_Items from a dataset_
──────────────────────────────

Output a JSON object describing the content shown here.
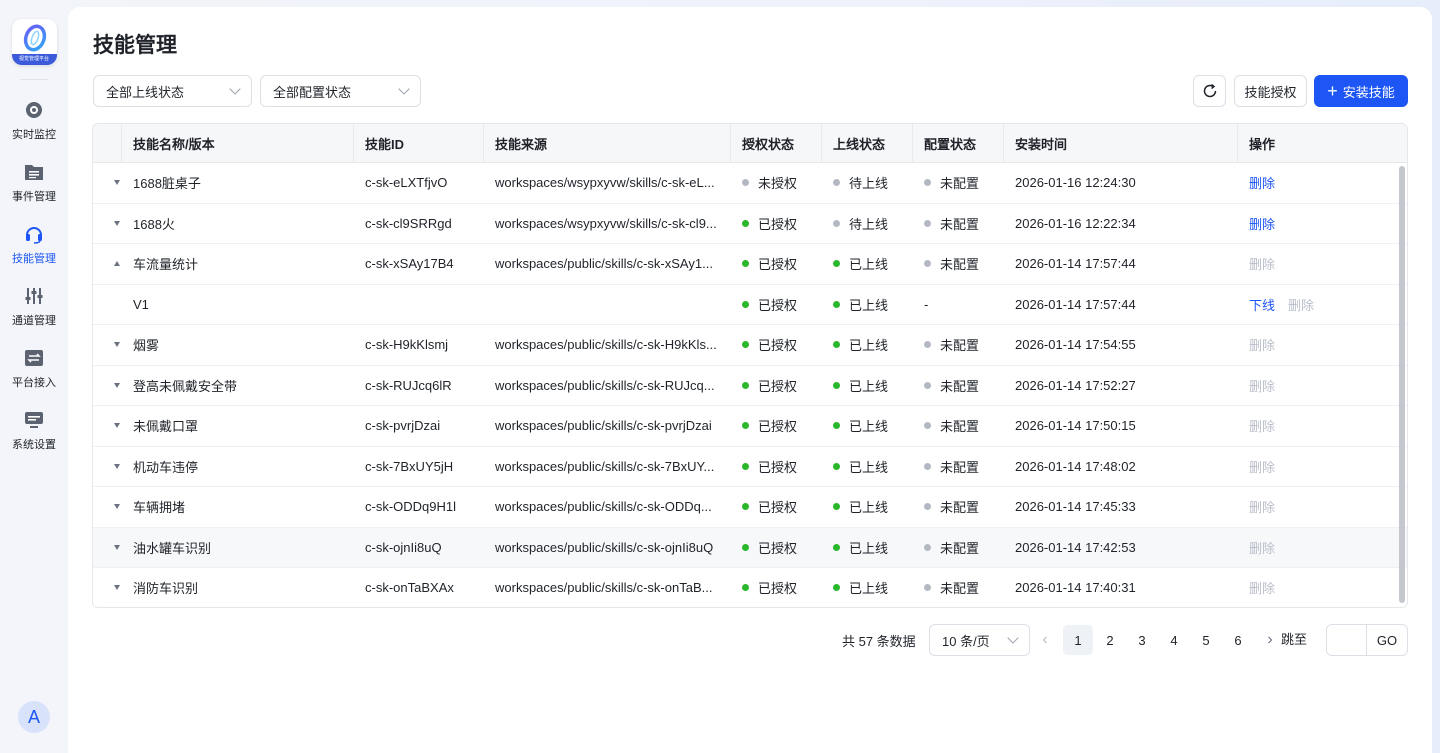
{
  "app": {
    "logo_caption": "视觉管理平台",
    "avatar_letter": "A"
  },
  "sidebar": {
    "items": [
      {
        "label": "实时监控",
        "icon": "camera-icon",
        "active": false
      },
      {
        "label": "事件管理",
        "icon": "folder-list-icon",
        "active": false
      },
      {
        "label": "技能管理",
        "icon": "headset-icon",
        "active": true
      },
      {
        "label": "通道管理",
        "icon": "sliders-icon",
        "active": false
      },
      {
        "label": "平台接入",
        "icon": "transfer-icon",
        "active": false
      },
      {
        "label": "系统设置",
        "icon": "server-icon",
        "active": false
      }
    ]
  },
  "page": {
    "title": "技能管理"
  },
  "filters": {
    "online_status": "全部上线状态",
    "config_status": "全部配置状态"
  },
  "toolbar": {
    "refresh_icon": "refresh-icon",
    "authorize_label": "技能授权",
    "install_label": "安装技能"
  },
  "table": {
    "columns": [
      "技能名称/版本",
      "技能ID",
      "技能来源",
      "授权状态",
      "上线状态",
      "配置状态",
      "安装时间",
      "操作"
    ],
    "rows": [
      {
        "name": "1688脏桌子",
        "id": "c-sk-eLXTfjvO",
        "source": "workspaces/wsypxyvw/skills/c-sk-eL...",
        "auth": "未授权",
        "auth_color": "gray",
        "online": "待上线",
        "online_color": "gray",
        "config": "未配置",
        "config_color": "gray",
        "time": "2026-01-16 12:24:30",
        "actions": [
          {
            "label": "删除",
            "enabled": true
          }
        ],
        "expander": "down"
      },
      {
        "name": "1688火",
        "id": "c-sk-cl9SRRgd",
        "source": "workspaces/wsypxyvw/skills/c-sk-cl9...",
        "auth": "已授权",
        "auth_color": "green",
        "online": "待上线",
        "online_color": "gray",
        "config": "未配置",
        "config_color": "gray",
        "time": "2026-01-16 12:22:34",
        "actions": [
          {
            "label": "删除",
            "enabled": true
          }
        ],
        "expander": "down"
      },
      {
        "name": "车流量统计",
        "id": "c-sk-xSAy17B4",
        "source": "workspaces/public/skills/c-sk-xSAy1...",
        "auth": "已授权",
        "auth_color": "green",
        "online": "已上线",
        "online_color": "green",
        "config": "未配置",
        "config_color": "gray",
        "time": "2026-01-14 17:57:44",
        "actions": [
          {
            "label": "删除",
            "enabled": false
          }
        ],
        "expander": "up"
      },
      {
        "name": "V1",
        "id": "",
        "source": "",
        "auth": "已授权",
        "auth_color": "green",
        "online": "已上线",
        "online_color": "green",
        "config": "-",
        "config_color": "",
        "time": "2026-01-14 17:57:44",
        "actions": [
          {
            "label": "下线",
            "enabled": true
          },
          {
            "label": "删除",
            "enabled": false
          }
        ],
        "expander": "",
        "child": true
      },
      {
        "name": "烟雾",
        "id": "c-sk-H9kKlsmj",
        "source": "workspaces/public/skills/c-sk-H9kKls...",
        "auth": "已授权",
        "auth_color": "green",
        "online": "已上线",
        "online_color": "green",
        "config": "未配置",
        "config_color": "gray",
        "time": "2026-01-14 17:54:55",
        "actions": [
          {
            "label": "删除",
            "enabled": false
          }
        ],
        "expander": "down"
      },
      {
        "name": "登高未佩戴安全带",
        "id": "c-sk-RUJcq6lR",
        "source": "workspaces/public/skills/c-sk-RUJcq...",
        "auth": "已授权",
        "auth_color": "green",
        "online": "已上线",
        "online_color": "green",
        "config": "未配置",
        "config_color": "gray",
        "time": "2026-01-14 17:52:27",
        "actions": [
          {
            "label": "删除",
            "enabled": false
          }
        ],
        "expander": "down"
      },
      {
        "name": "未佩戴口罩",
        "id": "c-sk-pvrjDzai",
        "source": "workspaces/public/skills/c-sk-pvrjDzai",
        "auth": "已授权",
        "auth_color": "green",
        "online": "已上线",
        "online_color": "green",
        "config": "未配置",
        "config_color": "gray",
        "time": "2026-01-14 17:50:15",
        "actions": [
          {
            "label": "删除",
            "enabled": false
          }
        ],
        "expander": "down"
      },
      {
        "name": "机动车违停",
        "id": "c-sk-7BxUY5jH",
        "source": "workspaces/public/skills/c-sk-7BxUY...",
        "auth": "已授权",
        "auth_color": "green",
        "online": "已上线",
        "online_color": "green",
        "config": "未配置",
        "config_color": "gray",
        "time": "2026-01-14 17:48:02",
        "actions": [
          {
            "label": "删除",
            "enabled": false
          }
        ],
        "expander": "down"
      },
      {
        "name": "车辆拥堵",
        "id": "c-sk-ODDq9H1l",
        "source": "workspaces/public/skills/c-sk-ODDq...",
        "auth": "已授权",
        "auth_color": "green",
        "online": "已上线",
        "online_color": "green",
        "config": "未配置",
        "config_color": "gray",
        "time": "2026-01-14 17:45:33",
        "actions": [
          {
            "label": "删除",
            "enabled": false
          }
        ],
        "expander": "down"
      },
      {
        "name": "油水罐车识别",
        "id": "c-sk-ojnIi8uQ",
        "source": "workspaces/public/skills/c-sk-ojnIi8uQ",
        "auth": "已授权",
        "auth_color": "green",
        "online": "已上线",
        "online_color": "green",
        "config": "未配置",
        "config_color": "gray",
        "time": "2026-01-14 17:42:53",
        "actions": [
          {
            "label": "删除",
            "enabled": false
          }
        ],
        "expander": "down",
        "hover": true
      },
      {
        "name": "消防车识别",
        "id": "c-sk-onTaBXAx",
        "source": "workspaces/public/skills/c-sk-onTaB...",
        "auth": "已授权",
        "auth_color": "green",
        "online": "已上线",
        "online_color": "green",
        "config": "未配置",
        "config_color": "gray",
        "time": "2026-01-14 17:40:31",
        "actions": [
          {
            "label": "删除",
            "enabled": false
          }
        ],
        "expander": "down"
      }
    ]
  },
  "pagination": {
    "total_text": "共 57 条数据",
    "page_size": "10 条/页",
    "pages": [
      "1",
      "2",
      "3",
      "4",
      "5",
      "6"
    ],
    "current": "1",
    "jump_label": "跳至",
    "go_label": "GO"
  }
}
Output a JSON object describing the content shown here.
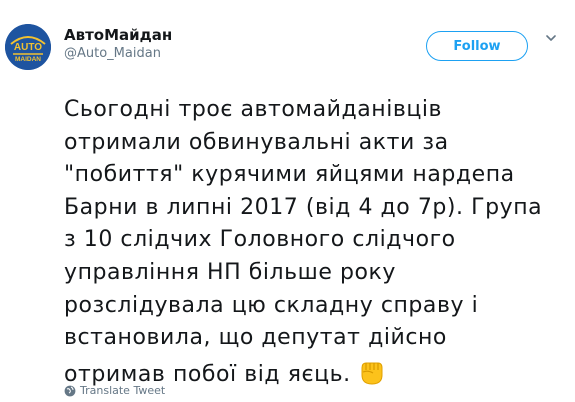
{
  "account": {
    "display_name": "АвтоМайдан",
    "handle": "@Auto_Maidan",
    "avatar_text_top": "AUTO",
    "avatar_text_bottom": "MAIDAN"
  },
  "actions": {
    "follow_label": "Follow"
  },
  "tweet": {
    "lines": [
      "Сьогодні троє автомайданівців",
      "отримали обвинувальні акти за",
      "\"побиття\" курячими яйцями нардепа",
      "Барни в липні 2017 (від 4 до 7р). Група",
      "з 10 слідчих Головного слідчого",
      "управління НП більше року",
      "розслідувала цю складну справу і",
      "встановила, що депутат дійсно",
      "отримав побої від яєць."
    ],
    "emoji": "raised-fist-emoji"
  },
  "footer": {
    "translate_label": "Translate Tweet"
  },
  "colors": {
    "accent": "#1da1f2",
    "secondary_text": "#657786",
    "avatar_bg": "#1e54a0",
    "avatar_accent": "#f2c230"
  }
}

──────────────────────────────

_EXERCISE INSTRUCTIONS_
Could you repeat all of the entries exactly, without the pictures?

_RESPONSE AREA_
Output a JSON object describing the content shown here.
{
  "app": {
    "logo_caption": "视觉管理平台",
    "avatar_letter": "A"
  },
  "sidebar": {
    "items": [
      {
        "label": "实时监控",
        "icon": "camera-icon",
        "active": false
      },
      {
        "label": "事件管理",
        "icon": "folder-list-icon",
        "active": false
      },
      {
        "label": "技能管理",
        "icon": "headset-icon",
        "active": true
      },
      {
        "label": "通道管理",
        "icon": "sliders-icon",
        "active": false
      },
      {
        "label": "平台接入",
        "icon": "transfer-icon",
        "active": false
      },
      {
        "label": "系统设置",
        "icon": "server-icon",
        "active": false
      }
    ]
  },
  "page": {
    "title": "技能管理"
  },
  "filters": {
    "online_status": "全部上线状态",
    "config_status": "全部配置状态"
  },
  "toolbar": {
    "refresh_icon": "refresh-icon",
    "authorize_label": "技能授权",
    "install_label": "安装技能"
  },
  "table": {
    "columns": [
      "技能名称/版本",
      "技能ID",
      "技能来源",
      "授权状态",
      "上线状态",
      "配置状态",
      "安装时间",
      "操作"
    ],
    "rows": [
      {
        "name": "1688脏桌子",
        "id": "c-sk-eLXTfjvO",
        "source": "workspaces/wsypxyvw/skills/c-sk-eL...",
        "auth": "未授权",
        "auth_color": "gray",
        "online": "待上线",
        "online_color": "gray",
        "config": "未配置",
        "config_color": "gray",
        "time": "2026-01-16 12:24:30",
        "actions": [
          {
            "label": "删除",
            "enabled": true
          }
        ],
        "expander": "down"
      },
      {
        "name": "1688火",
        "id": "c-sk-cl9SRRgd",
        "source": "workspaces/wsypxyvw/skills/c-sk-cl9...",
        "auth": "已授权",
        "auth_color": "green",
        "online": "待上线",
        "online_color": "gray",
        "config": "未配置",
        "config_color": "gray",
        "time": "2026-01-16 12:22:34",
        "actions": [
          {
            "label": "删除",
            "enabled": true
          }
        ],
        "expander": "down"
      },
      {
        "name": "车流量统计",
        "id": "c-sk-xSAy17B4",
        "source": "workspaces/public/skills/c-sk-xSAy1...",
        "auth": "已授权",
        "auth_color": "green",
        "online": "已上线",
        "online_color": "green",
        "config": "未配置",
        "config_color": "gray",
        "time": "2026-01-14 17:57:44",
        "actions": [
          {
            "label": "删除",
            "enabled": false
          }
        ],
        "expander": "up"
      },
      {
        "name": "V1",
        "id": "",
        "source": "",
        "auth": "已授权",
        "auth_color": "green",
        "online": "已上线",
        "online_color": "green",
        "config": "-",
        "config_color": "",
        "time": "2026-01-14 17:57:44",
        "actions": [
          {
            "label": "下线",
            "enabled": true
          },
          {
            "label": "删除",
            "enabled": false
          }
        ],
        "expander": "",
        "child": true
      },
      {
        "name": "烟雾",
        "id": "c-sk-H9kKlsmj",
        "source": "workspaces/public/skills/c-sk-H9kKls...",
        "auth": "已授权",
        "auth_color": "green",
        "online": "已上线",
        "online_color": "green",
        "config": "未配置",
        "config_color": "gray",
        "time": "2026-01-14 17:54:55",
        "actions": [
          {
            "label": "删除",
            "enabled": false
          }
        ],
        "expander": "down"
      },
      {
        "name": "登高未佩戴安全带",
        "id": "c-sk-RUJcq6lR",
        "source": "workspaces/public/skills/c-sk-RUJcq...",
        "auth": "已授权",
        "auth_color": "green",
        "online": "已上线",
        "online_color": "green",
        "config": "未配置",
        "config_color": "gray",
        "time": "2026-01-14 17:52:27",
        "actions": [
          {
            "label": "删除",
            "enabled": false
          }
        ],
        "expander": "down"
      },
      {
        "name": "未佩戴口罩",
        "id": "c-sk-pvrjDzai",
        "source": "workspaces/public/skills/c-sk-pvrjDzai",
        "auth": "已授权",
        "auth_color": "green",
        "online": "已上线",
        "online_color": "green",
        "config": "未配置",
        "config_color": "gray",
        "time": "2026-01-14 17:50:15",
        "actions": [
          {
            "label": "删除",
            "enabled": false
          }
        ],
        "expander": "down"
      },
      {
        "name": "机动车违停",
        "id": "c-sk-7BxUY5jH",
        "source": "workspaces/public/skills/c-sk-7BxUY...",
        "auth": "已授权",
        "auth_color": "green",
        "online": "已上线",
        "online_color": "green",
        "config": "未配置",
        "config_color": "gray",
        "time": "2026-01-14 17:48:02",
        "actions": [
          {
            "label": "删除",
            "enabled": false
          }
        ],
        "expander": "down"
      },
      {
        "name": "车辆拥堵",
        "id": "c-sk-ODDq9H1l",
        "source": "workspaces/public/skills/c-sk-ODDq...",
        "auth": "已授权",
        "auth_color": "green",
        "online": "已上线",
        "online_color": "green",
        "config": "未配置",
        "config_color": "gray",
        "time": "2026-01-14 17:45:33",
        "actions": [
          {
            "label": "删除",
            "enabled": false
          }
        ],
        "expander": "down"
      },
      {
        "name": "油水罐车识别",
        "id": "c-sk-ojnIi8uQ",
        "source": "workspaces/public/skills/c-sk-ojnIi8uQ",
        "auth": "已授权",
        "auth_color": "green",
        "online": "已上线",
        "online_color": "green",
        "config": "未配置",
        "config_color": "gray",
        "time": "2026-01-14 17:42:53",
        "actions": [
          {
            "label": "删除",
            "enabled": false
          }
        ],
        "expander": "down",
        "hover": true
      },
      {
        "name": "消防车识别",
        "id": "c-sk-onTaBXAx",
        "source": "workspaces/public/skills/c-sk-onTaB...",
        "auth": "已授权",
        "auth_color": "green",
        "online": "已上线",
        "online_color": "green",
        "config": "未配置",
        "config_color": "gray",
        "time": "2026-01-14 17:40:31",
        "actions": [
          {
            "label": "删除",
            "enabled": false
          }
        ],
        "expander": "down"
      }
    ]
  },
  "pagination": {
    "total_text": "共 57 条数据",
    "page_size": "10 条/页",
    "pages": [
      "1",
      "2",
      "3",
      "4",
      "5",
      "6"
    ],
    "current": "1",
    "jump_label": "跳至",
    "go_label": "GO"
  }
}
Output a JSON object describing the content shown here.
{
  "account": {
    "display_name": "АвтоМайдан",
    "handle": "@Auto_Maidan",
    "avatar_text_top": "AUTO",
    "avatar_text_bottom": "MAIDAN"
  },
  "actions": {
    "follow_label": "Follow"
  },
  "tweet": {
    "lines": [
      "Сьогодні троє автомайданівців",
      "отримали обвинувальні акти за",
      "\"побиття\" курячими яйцями нардепа",
      "Барни в липні 2017 (від 4 до 7р). Група",
      "з 10 слідчих Головного слідчого",
      "управління НП більше року",
      "розслідувала цю складну справу і",
      "встановила, що депутат дійсно",
      "отримав побої від яєць."
    ],
    "emoji": "raised-fist-emoji"
  },
  "footer": {
    "translate_label": "Translate Tweet"
  },
  "colors": {
    "accent": "#1da1f2",
    "secondary_text": "#657786",
    "avatar_bg": "#1e54a0",
    "avatar_accent": "#f2c230"
  }
}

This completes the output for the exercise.